Lisbon AI Seminar

Is there a Black-Box Issue in AI Medicine?

Sala 8.2.19, Ciências ULisboa (com transmissão online)

Por Steven S. Gouveia (UPorto).

The challenge of comprehending how AI algorithms generate judgments or predictions on the one hand, and how they integrate particular inputs to create a particular result on the other, is usually referred to as the “black-box issue” in AI Medicine. Although this type of technology can produce results that are more accurate and efficient than what we can refer to as “Traditional Medicine,” that is, a medicine made by humans, the internal workings of these models are typically opaque or challenging for humans to interpret. Due to the unique structural characteristics of AI models, it can be challenging for clinicians and other healthcare professionals to understand why an AI model recommends a particular diagnosis or course of treatment. This can raise questions about the model’s validity, safety, and ethical implications. Furthermore, since new medical treatments and diagnoses are frequently based on mechanistic explanations that AI models do not allow access to, a lack of transparency can also delay their discovery. Take into account, for example, an illustration of an AI model built to identify malignant cells in medical imaging. Large datasets of medical images are used to train these models, which then utilize this information to predict the appearance of malignant cells in new, unobserved images. Although these models are remarkably accurate, they frequently function as “black boxes,” which prevent humans from seeing or easily understanding the decisions they make. For instance, it might not be evident what exact traits the model is employing to distinguish between malignant and normal cells, or how the model arrived at a specific diagnosis or treatment suggestion. This can be particularly problematic in healthcare settings where professionals and patients must comprehend the reasoning behind a diagnosis or treatment strategy. Furthermore, it is difficult to identify and stop potential biases and discrimination if the model is opaque, making its correction impossible.
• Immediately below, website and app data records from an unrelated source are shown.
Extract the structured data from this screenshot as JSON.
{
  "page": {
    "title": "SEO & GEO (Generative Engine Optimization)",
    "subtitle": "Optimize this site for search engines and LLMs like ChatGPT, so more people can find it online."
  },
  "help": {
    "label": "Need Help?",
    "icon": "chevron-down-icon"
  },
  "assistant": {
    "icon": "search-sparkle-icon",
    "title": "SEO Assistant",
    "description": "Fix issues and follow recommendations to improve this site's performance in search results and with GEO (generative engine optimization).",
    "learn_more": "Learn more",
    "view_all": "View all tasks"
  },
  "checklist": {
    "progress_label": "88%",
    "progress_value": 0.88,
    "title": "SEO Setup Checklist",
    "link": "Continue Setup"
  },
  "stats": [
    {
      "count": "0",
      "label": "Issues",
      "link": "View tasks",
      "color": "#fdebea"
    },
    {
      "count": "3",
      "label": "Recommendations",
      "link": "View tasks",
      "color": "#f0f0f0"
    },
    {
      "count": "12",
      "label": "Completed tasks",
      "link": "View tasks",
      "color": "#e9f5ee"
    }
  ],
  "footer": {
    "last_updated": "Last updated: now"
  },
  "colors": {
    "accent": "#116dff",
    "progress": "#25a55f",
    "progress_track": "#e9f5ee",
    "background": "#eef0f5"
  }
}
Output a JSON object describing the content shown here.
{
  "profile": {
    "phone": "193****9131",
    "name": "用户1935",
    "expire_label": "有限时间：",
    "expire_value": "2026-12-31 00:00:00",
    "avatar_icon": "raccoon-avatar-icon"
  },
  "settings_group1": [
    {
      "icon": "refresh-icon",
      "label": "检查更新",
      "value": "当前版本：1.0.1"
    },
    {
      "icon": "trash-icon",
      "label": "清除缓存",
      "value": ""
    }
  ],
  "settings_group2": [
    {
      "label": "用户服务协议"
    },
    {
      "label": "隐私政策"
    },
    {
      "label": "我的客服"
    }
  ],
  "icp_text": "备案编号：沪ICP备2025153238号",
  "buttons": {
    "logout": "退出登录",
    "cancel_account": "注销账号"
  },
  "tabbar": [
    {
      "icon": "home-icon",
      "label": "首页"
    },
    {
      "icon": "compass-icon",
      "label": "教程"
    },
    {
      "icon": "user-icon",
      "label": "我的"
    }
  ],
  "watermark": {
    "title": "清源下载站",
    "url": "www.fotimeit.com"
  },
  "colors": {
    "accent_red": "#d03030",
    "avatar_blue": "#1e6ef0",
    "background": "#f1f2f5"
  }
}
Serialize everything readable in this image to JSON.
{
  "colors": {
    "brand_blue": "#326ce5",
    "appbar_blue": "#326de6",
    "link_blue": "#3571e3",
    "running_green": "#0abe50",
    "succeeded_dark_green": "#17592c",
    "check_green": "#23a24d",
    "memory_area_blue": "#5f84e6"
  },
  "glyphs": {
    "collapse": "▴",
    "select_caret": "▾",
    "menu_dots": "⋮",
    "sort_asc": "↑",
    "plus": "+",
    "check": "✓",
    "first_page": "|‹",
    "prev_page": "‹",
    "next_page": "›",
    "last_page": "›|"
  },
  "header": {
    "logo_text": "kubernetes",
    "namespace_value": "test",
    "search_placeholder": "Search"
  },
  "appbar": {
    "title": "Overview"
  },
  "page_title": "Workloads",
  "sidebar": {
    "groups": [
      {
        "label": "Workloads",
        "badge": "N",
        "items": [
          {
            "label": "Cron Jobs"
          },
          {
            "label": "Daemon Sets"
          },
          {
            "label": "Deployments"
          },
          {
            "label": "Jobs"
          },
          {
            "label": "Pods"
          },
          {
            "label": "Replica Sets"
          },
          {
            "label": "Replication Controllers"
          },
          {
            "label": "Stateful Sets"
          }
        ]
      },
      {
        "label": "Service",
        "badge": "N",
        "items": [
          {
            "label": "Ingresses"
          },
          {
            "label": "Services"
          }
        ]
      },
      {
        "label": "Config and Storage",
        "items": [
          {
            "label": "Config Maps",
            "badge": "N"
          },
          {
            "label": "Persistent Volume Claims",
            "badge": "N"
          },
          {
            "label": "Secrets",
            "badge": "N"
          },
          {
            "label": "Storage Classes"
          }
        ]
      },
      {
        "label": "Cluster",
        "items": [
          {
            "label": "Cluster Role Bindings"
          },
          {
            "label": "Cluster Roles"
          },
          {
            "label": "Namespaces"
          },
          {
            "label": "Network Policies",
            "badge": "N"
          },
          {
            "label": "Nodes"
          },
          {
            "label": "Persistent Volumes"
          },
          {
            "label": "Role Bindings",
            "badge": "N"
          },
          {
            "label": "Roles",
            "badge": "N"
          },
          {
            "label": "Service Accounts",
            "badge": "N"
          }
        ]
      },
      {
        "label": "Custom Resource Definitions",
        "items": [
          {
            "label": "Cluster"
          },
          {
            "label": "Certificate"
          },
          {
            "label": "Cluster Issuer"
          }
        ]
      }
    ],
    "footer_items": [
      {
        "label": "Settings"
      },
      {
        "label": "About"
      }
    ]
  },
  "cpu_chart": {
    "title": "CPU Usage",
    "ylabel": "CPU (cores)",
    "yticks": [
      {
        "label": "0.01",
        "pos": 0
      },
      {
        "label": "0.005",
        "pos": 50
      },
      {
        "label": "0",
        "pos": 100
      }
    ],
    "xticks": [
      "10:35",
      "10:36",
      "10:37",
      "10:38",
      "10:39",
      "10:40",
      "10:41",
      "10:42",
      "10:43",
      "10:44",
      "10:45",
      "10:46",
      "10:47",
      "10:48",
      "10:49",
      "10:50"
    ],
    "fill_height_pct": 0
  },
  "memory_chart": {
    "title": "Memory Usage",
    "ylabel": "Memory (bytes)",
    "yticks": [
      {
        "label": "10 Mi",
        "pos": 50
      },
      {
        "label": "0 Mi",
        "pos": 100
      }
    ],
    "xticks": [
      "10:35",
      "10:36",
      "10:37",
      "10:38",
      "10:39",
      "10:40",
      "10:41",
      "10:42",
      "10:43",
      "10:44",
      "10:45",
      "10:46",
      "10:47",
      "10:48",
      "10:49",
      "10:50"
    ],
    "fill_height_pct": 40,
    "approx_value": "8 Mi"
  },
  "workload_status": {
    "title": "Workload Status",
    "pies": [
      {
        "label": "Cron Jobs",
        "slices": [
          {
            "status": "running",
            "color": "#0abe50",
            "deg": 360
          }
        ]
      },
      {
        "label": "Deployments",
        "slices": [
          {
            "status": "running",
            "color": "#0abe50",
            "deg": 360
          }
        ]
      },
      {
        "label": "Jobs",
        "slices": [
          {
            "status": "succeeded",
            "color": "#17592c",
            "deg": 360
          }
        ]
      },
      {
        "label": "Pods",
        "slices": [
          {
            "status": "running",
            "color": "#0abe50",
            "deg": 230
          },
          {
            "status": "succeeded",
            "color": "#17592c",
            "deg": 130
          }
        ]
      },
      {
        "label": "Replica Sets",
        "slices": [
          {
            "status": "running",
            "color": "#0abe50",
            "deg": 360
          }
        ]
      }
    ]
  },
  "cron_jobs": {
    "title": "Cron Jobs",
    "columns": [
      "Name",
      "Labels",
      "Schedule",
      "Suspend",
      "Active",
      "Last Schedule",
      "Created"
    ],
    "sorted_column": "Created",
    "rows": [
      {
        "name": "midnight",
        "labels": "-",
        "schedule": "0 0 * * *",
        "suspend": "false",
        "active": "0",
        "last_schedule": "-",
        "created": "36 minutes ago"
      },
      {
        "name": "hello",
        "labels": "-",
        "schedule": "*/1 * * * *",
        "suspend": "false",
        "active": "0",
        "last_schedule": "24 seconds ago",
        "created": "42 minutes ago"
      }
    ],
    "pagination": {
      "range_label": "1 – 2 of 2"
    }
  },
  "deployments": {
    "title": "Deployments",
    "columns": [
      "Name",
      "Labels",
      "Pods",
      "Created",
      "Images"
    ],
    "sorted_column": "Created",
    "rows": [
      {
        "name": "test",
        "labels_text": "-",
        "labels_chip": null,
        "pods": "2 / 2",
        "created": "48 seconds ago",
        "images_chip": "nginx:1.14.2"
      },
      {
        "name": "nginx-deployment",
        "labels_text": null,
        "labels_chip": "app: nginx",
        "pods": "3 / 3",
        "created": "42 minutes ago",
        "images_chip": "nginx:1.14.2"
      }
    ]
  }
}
This talk aims to determine whether there is, in fact, a “black box” issue in AI medicine and, if so, how we may think of possible solutions to address it.

Transmissão via Zoom (pw: 864198).

CFCUL - Centro de Filosofia das Ciências da Universidade de Lisboa